Colon cancer is 90 percent preventable. Yet Americans are dying at alarming rates from undetected or late-stage colon cancer because not enough people are getting screened. Colon cancer is the nation’s second deadliest form of cancer, with nearly 50,000 U.S. deaths in 2009. The risk of a person having colorectal cancer in their lifetime is about 1 in 19.
Colon cancer indiscriminately affects people regardless of race, sex, economic status or family history. There are often no symptoms and almost 75 percent of cases have no prior family history. If you think that you are cancer-free because no one in your family has had it, or because you have no symptoms, you are putting your life at risk.
Colon cancer is the third most common cancer in men, behind lung and prostate cancers, yet it’s the second leading cancer cause of death in men. Just as men should consult their doctor about heart health, they should make colonoscopies part of their health check-ups as recommended.

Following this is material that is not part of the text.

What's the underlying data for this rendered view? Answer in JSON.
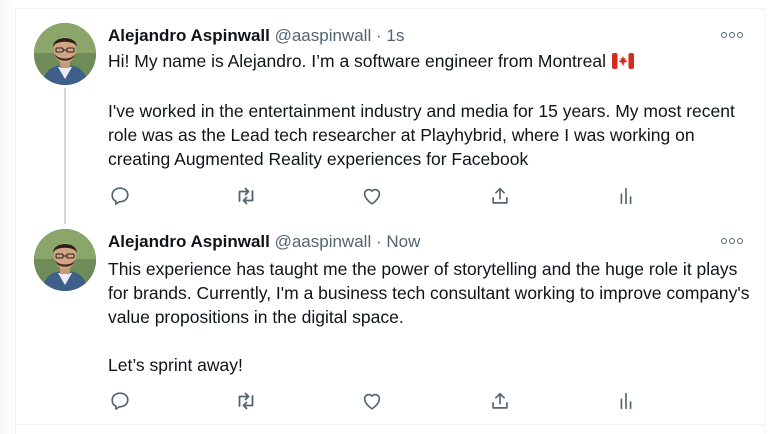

Colon cancer takes the lives of nearly as many women as ovarian, cervical and uterine cancers combined. Women should make colonoscopies as much a part of their health care as a PAP test or mammogram to reduce their risk of colon cancer. This may mean every 3 to 10 years depending on medical history.